• _Work to be completed_
Set down the material exactly, keeping every line whole.
Available data START
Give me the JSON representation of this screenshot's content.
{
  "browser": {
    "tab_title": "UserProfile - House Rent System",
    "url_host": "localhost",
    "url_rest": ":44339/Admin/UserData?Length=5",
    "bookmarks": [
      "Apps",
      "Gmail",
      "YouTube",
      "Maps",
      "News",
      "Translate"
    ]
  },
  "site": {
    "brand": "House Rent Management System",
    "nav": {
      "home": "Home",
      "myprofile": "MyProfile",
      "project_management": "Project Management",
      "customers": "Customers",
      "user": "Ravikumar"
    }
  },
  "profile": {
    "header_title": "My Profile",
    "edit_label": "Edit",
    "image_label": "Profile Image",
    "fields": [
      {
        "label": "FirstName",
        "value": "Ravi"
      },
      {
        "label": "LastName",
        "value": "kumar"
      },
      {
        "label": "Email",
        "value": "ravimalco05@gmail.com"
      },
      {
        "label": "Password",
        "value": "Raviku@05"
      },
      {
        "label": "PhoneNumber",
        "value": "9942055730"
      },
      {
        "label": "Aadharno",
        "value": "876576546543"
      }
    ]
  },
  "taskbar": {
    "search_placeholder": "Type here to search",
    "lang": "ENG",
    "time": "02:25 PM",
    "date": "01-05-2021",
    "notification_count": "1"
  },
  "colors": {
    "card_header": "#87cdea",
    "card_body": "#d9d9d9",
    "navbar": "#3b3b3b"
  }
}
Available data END
• _Exercise response_
Give me the JSON representation of this screenshot's content.
{
  "browser": {
    "tab_title": "UserProfile - House Rent System",
    "url_host": "localhost",
    "url_rest": ":44339/Admin/UserData?Length=5",
    "bookmarks": [
      "Apps",
      "Gmail",
      "YouTube",
      "Maps",
      "News",
      "Translate"
    ]
  },
  "site": {
    "brand": "House Rent Management System",
    "nav": {
      "home": "Home",
      "myprofile": "MyProfile",
      "project_management": "Project Management",
      "customers": "Customers",
      "user": "Ravikumar"
    }
  },
  "profile": {
    "header_title": "My Profile",
    "edit_label": "Edit",
    "image_label": "Profile Image",
    "fields": [
      {
        "label": "FirstName",
        "value": "Ravi"
      },
      {
        "label": "LastName",
        "value": "kumar"
      },
      {
        "label": "Email",
        "value": "ravimalco05@gmail.com"
      },
      {
        "label": "Password",
        "value": "Raviku@05"
      },
      {
        "label": "PhoneNumber",
        "value": "9942055730"
      },
      {
        "label": "Aadharno",
        "value": "876576546543"
      }
    ]
  },
  "taskbar": {
    "search_placeholder": "Type here to search",
    "lang": "ENG",
    "time": "02:25 PM",
    "date": "01-05-2021",
    "notification_count": "1"
  },
  "colors": {
    "card_header": "#87cdea",
    "card_body": "#d9d9d9",
    "navbar": "#3b3b3b"
  }
}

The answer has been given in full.